Feds take is on the Current Economic Conditions
Every 45 days or so, the Federal Reserve’s governors release anecdotal information on each district. The beige book is mainly qualitative in nature, and data is gathered through interviews with regional businesses and economists. The book highlights economic activity, wages, prices and business sector information.
Nationally, economic activity expanded at a “moderate” pace during the summer season (Federal Reserve). Increases in tourism, residential and commercial construction, and loan demand across each district contributed to the national economic output. Governors were stressed about the decrease in auto production and increased auto inventory (Federal Reserve). This concern is particularly highlighted by the Federal Reserve Bank of Cleveland over the above-normal dealership inventories (Federal Reserve).
Along the employment and wage front, the Fed governors believe we are in a tight market for jobs. Although they did not go out of their way to mention the idea of full employment, mentions of labor shortage and difficulty to find skilled laborers in most districts gives this impression (Federal Reserve). Even with this tight labor market, wage growth pressures have not burdened many businesses (Federal Reserve).
Inflation/Price pressures are starting to set in across the country (Federal Reserve). Commodity cost for hard materials increased while soft commodities varied. The low inventory for buildings/homes continues to stress pricing in an exceeding fashion (Federal Reserve).

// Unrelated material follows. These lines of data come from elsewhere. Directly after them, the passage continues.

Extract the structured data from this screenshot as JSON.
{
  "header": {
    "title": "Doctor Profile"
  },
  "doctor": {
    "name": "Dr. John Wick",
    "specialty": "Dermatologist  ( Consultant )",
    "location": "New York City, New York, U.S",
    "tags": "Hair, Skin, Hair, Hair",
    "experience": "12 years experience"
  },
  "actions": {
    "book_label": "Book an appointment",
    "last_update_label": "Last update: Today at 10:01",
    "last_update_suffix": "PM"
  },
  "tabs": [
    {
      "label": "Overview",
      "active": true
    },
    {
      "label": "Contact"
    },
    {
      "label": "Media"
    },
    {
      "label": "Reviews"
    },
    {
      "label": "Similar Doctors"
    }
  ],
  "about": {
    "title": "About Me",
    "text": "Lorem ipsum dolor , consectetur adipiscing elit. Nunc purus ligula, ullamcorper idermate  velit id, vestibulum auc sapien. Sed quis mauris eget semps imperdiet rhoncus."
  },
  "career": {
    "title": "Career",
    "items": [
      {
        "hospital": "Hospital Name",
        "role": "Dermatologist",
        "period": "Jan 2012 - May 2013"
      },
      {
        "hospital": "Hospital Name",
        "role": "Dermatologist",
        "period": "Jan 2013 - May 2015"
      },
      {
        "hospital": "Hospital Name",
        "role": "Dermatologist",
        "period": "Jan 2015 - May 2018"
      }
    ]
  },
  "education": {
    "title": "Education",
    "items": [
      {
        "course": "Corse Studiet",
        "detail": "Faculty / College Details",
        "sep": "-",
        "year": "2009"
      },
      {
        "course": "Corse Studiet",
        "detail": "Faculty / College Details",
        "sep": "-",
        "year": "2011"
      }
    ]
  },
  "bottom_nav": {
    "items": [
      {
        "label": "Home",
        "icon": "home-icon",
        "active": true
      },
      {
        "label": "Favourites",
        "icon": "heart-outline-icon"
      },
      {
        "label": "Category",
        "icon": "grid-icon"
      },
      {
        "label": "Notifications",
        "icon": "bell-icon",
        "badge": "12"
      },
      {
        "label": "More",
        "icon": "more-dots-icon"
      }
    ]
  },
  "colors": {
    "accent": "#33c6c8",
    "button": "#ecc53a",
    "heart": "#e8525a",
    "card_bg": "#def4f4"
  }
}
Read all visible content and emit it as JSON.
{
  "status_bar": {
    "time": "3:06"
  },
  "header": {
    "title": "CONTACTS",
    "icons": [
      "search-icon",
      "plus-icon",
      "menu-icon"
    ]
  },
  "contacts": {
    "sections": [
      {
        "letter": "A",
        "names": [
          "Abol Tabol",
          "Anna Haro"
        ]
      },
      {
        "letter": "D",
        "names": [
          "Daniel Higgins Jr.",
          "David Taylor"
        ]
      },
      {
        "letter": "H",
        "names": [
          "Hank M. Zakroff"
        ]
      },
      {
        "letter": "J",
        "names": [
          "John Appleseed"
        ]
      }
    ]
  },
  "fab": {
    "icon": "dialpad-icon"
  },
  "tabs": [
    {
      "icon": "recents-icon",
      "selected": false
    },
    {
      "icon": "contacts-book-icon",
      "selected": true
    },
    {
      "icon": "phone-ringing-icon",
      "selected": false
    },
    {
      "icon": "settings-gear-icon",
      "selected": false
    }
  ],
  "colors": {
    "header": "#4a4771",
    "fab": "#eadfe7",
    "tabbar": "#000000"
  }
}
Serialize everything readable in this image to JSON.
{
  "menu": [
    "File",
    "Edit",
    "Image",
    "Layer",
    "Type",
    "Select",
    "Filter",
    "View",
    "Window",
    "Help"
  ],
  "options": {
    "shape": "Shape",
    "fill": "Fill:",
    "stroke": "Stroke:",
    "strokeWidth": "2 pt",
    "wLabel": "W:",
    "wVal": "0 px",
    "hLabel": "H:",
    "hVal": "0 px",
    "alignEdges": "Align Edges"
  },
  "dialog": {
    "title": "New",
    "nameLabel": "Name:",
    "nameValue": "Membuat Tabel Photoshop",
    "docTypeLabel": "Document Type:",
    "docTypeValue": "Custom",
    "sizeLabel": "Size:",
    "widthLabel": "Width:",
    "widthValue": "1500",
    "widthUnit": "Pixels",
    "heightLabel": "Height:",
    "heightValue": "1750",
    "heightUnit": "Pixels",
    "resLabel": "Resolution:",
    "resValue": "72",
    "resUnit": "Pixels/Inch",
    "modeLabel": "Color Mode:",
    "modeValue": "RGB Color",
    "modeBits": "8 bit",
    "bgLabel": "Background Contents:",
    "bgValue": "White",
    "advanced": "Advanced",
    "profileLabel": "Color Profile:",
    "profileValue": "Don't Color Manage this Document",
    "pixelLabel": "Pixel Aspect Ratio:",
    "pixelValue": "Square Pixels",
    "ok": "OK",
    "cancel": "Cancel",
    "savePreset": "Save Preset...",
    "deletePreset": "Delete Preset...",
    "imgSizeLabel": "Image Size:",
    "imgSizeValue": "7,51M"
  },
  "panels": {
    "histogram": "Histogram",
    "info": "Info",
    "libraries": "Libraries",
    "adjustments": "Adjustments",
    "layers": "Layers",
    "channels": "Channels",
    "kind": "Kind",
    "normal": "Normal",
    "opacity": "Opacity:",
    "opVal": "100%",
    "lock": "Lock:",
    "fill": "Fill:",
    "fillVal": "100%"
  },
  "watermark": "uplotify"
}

Other future concerns by the Fed related to economic activity stem from the storms along the Gulf Coast. The Houston metropolitan area is statistically the 4th largest economic driver in the US (Bureau of Economic Analysis). Hurricane Harvey knocked out a fifth of the oil and natural gas production in the gulf coast (Federal Reserve). This storm also shut down refinery productions (Federal Reserve). The disruption by Hurricane Harvey will likely slow economic activity in the coming months.
The Numbers behind Hurricane Harvey
The devastation of last week’s Hurricane Harvey have altered the landscape for the Houston metropolitan area. According to meteorological estimates, roughly 27 trillion gallons of rain dumped on the disaster area (Griggs). This flood of water amassed to 51 inches of rainfall in the hardest hit area (Griggs). There are more than 180,000 houses reported to be damaged by the hurricane, and the cause for these damage will likely be flooding (Griggs).
The catastrophic flooding will likely not be covered for most homeowners living in Houston (Griggs). Flood insurance is covered mostly by the government agency called the Federal Emergency Management Agency, FEMA (FEMA). This agency limits the related payouts to $250,000 for residential properties and $500,000 for commercial properties (FEMA). With only a fraction of homeowners purchasing this insurance beyond their regular homeowners insurance, payouts will likely be a fraction to the estimated $75 billion in property losses (Griggs). Like other catastrophic hurricanes in the past, cleanup will take years to get back to prior conditions.
Compiled by the Camelot Portfolios Investment Committee
Darren Munn, CFA, Chief Investment Officer
Eric Kartman, Research
Drew Steinman, CPA, Trader/Research
Zach Hartenburg, Analyst
Frank Echelmeyer, MBA, CKA®, Advisor Consultant
-for Broker/Dealer and RIA use only-
Bureau of Economic Analysis. GDP & Personal Income. 2017. 2017.
Federal Reserve. Beige Book. 6 September 2017. 2017.
FEMA. Fequently Asked Questions. 2017. 2017.
Griggs, Brandon. Harvey's Devistating Impact by the numbers. 2017. 2017.
The material presented is for use by professional advisors only. It is intended as informational and educational, and is not intended to be interpreted as investment advice. The references to specific investment ideas, be they concepts, trends, sectors or even specific securities, are not recommendations for any advisor to adopt for any of their clients. No investor or client reading these materials should view them as investment advice. These materials are to be utilized as a catalyst for thought and discussion regarding the economy, investments, and responsible investing in general. Past performance is not necessarily indicative of future returns, and there is no guarantee that any information presented herein will contribute to a profitable portfolio. All facts referenced herein are derived from sources believed to be reliable. A493